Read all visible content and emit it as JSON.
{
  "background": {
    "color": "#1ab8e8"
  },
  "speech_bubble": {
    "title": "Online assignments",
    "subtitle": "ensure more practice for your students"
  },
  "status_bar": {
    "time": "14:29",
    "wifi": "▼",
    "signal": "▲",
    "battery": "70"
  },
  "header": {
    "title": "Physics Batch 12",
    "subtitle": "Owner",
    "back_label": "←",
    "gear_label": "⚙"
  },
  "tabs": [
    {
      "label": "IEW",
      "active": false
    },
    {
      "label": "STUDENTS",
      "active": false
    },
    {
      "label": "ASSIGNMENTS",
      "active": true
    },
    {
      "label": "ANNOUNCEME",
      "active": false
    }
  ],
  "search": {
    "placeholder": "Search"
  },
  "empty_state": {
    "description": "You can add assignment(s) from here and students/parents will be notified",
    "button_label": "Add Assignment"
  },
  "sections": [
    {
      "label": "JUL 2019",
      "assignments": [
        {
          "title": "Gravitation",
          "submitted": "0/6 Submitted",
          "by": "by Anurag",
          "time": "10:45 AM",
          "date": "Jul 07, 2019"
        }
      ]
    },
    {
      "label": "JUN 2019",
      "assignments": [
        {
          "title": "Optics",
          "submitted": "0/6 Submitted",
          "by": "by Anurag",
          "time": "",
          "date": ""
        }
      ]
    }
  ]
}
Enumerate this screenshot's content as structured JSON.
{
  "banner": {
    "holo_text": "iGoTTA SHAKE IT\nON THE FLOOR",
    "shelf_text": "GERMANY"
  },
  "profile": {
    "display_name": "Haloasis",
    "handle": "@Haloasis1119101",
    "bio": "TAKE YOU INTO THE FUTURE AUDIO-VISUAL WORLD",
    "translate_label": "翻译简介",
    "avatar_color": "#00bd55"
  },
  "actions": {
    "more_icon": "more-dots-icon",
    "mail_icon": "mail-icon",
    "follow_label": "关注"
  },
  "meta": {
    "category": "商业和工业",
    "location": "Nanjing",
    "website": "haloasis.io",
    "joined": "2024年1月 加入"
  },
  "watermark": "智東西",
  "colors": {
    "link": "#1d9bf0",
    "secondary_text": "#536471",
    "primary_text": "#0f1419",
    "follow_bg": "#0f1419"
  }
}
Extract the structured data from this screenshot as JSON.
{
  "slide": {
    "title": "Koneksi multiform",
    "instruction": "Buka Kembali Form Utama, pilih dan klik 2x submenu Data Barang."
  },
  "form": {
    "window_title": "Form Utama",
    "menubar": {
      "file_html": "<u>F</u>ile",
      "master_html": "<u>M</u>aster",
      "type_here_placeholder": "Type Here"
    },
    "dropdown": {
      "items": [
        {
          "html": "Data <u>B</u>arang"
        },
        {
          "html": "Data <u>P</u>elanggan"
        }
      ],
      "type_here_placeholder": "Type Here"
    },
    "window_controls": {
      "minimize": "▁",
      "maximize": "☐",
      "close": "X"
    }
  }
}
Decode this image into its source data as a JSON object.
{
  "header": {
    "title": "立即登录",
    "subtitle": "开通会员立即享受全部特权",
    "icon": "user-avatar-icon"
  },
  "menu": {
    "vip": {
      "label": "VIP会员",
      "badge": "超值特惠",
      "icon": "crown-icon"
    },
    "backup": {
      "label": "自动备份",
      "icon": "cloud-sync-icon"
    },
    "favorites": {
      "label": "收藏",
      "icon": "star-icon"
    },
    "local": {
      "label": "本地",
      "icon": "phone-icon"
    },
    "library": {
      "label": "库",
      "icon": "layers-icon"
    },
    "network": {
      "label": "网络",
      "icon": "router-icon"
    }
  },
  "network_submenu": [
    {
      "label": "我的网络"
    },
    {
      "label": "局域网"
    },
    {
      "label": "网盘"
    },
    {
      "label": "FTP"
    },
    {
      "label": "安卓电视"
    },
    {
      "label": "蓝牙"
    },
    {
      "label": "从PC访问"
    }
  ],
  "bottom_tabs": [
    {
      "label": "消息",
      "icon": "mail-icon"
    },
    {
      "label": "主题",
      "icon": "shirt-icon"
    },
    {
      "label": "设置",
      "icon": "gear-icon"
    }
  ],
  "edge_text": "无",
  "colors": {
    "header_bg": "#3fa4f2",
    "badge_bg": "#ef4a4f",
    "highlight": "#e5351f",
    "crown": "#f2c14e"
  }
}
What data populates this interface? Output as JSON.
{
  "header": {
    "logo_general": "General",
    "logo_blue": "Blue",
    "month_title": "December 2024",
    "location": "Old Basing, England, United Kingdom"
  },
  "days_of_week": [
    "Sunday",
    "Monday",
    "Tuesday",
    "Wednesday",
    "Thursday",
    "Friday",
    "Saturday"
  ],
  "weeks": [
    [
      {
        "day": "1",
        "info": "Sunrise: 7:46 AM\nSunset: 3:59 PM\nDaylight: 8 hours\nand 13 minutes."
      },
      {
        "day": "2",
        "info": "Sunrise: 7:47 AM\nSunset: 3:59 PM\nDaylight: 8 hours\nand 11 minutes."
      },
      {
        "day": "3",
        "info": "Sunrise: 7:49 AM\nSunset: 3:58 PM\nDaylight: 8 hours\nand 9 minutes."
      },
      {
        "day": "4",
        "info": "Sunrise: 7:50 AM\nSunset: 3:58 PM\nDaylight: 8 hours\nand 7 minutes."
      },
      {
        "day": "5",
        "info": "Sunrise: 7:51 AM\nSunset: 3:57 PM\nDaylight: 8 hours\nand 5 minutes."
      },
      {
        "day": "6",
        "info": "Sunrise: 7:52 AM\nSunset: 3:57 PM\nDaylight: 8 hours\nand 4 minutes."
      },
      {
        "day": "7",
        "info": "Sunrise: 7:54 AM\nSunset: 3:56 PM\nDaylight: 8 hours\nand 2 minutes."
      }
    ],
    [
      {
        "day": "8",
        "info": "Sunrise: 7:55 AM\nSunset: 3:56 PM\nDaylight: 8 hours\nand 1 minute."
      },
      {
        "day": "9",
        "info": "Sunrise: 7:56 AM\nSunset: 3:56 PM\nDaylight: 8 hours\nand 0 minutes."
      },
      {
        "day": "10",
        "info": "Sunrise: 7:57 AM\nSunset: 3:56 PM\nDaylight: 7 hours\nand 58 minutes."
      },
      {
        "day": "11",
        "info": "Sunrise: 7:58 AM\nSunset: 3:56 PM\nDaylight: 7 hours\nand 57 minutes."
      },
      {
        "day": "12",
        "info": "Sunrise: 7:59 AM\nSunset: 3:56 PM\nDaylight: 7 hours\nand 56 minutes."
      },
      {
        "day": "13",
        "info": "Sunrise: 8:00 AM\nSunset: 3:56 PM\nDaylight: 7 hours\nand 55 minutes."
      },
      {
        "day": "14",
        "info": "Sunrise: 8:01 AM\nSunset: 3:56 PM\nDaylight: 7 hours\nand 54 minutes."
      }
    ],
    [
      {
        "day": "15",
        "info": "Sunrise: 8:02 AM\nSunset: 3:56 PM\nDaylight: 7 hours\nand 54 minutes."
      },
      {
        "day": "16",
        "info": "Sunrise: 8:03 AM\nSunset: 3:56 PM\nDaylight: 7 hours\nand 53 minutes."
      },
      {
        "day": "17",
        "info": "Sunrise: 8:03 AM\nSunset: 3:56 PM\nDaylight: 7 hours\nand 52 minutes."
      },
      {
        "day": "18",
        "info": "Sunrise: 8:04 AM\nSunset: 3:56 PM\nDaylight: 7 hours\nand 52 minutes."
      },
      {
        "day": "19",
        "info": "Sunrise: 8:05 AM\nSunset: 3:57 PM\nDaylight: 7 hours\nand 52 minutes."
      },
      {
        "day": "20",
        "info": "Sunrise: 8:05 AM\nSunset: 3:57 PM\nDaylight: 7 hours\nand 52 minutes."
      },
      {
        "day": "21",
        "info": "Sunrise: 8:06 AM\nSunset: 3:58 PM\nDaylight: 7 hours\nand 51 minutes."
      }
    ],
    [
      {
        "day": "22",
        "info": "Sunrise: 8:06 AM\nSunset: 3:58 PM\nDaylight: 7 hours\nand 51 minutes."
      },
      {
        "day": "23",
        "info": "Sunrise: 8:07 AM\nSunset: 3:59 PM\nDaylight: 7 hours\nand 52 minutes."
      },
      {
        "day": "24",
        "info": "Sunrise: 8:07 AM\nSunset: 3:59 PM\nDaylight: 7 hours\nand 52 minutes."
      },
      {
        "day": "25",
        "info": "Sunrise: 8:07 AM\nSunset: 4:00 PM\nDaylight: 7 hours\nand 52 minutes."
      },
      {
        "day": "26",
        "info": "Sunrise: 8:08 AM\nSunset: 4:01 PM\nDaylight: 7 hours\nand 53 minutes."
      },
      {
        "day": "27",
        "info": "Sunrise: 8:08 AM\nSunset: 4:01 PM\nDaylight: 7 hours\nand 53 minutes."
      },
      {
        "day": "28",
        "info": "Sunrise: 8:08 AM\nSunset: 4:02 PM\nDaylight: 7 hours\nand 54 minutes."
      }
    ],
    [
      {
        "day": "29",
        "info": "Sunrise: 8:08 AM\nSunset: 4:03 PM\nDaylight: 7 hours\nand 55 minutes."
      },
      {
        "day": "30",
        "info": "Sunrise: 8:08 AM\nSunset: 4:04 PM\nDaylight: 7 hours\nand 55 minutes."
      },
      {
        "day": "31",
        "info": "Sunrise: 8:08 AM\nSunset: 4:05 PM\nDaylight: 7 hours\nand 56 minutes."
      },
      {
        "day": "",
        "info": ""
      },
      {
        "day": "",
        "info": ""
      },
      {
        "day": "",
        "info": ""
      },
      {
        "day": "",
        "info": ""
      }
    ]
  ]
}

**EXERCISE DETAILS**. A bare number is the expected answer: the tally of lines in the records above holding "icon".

**RESPONSE TO THIS TASK**. 12